Tuesday, 10 January 2017

An Unexpected Hereafter

When Europeans crossed the Atlantic, they did not find what they expected. If there is a hereafter, which I doubt, then it is very likely to differ from what anyone expects. In CS Lewis' The Great Divorce, there is just as much disagreement after death as before it although the spiritual and moral issues remain eternal.

In Alan Moore's Jerusalem (London, 2016):

"'Wiz you expecting it to be like this when you wiz dead?...'
"'Of course I wasn't. I don't reckon anybody thought that it'd be like this. None o' yer main religions sussed it...'" (p. 511)

"...innumerable monks of different dates and different orders, all with very little to debate except how wrong they'd got the afterlife..." (p. 540)

I expect that some readers will be amused at the monks' expense but will be any better equipped or prepared? If there is nothing or if everyone forgets everything, then we will not be able to tell the monks that they were wrong.

I may be getting some of these details wrong but it seems that, in Jerusalem, a departed soul can:

linger invisibly in the mortal realm;
time travel in that realm;
re-experience all or part of its mortal life;
linger in the ghost-seam between the mortal realm and Upstairs;
go Upstairs;
while Upstairs, walk in either direction along a long balcony or causeway;
at intervals along the causeway, look down through apertures into the mortal realm, now perceived as four dimensional;
descend into lower realms, then re-enter Upstairs at an earlier point in its history;
thus, time travel Upstairs as well.

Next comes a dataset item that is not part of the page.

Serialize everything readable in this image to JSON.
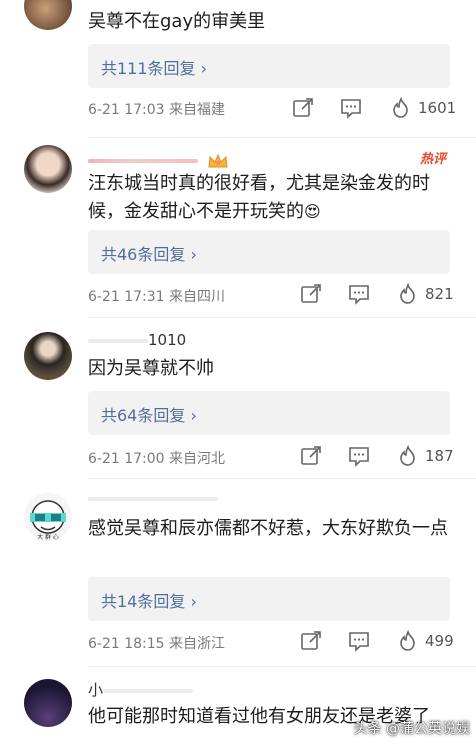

"This is most strange," as Horatio said to Hamlet. How do all these times and motions fit together? If apparent motion in three dimensions is really extension along a fourth dimension, then is motion along the fourth dimension extension in a fifth dimension?

No comments:

Post a Comment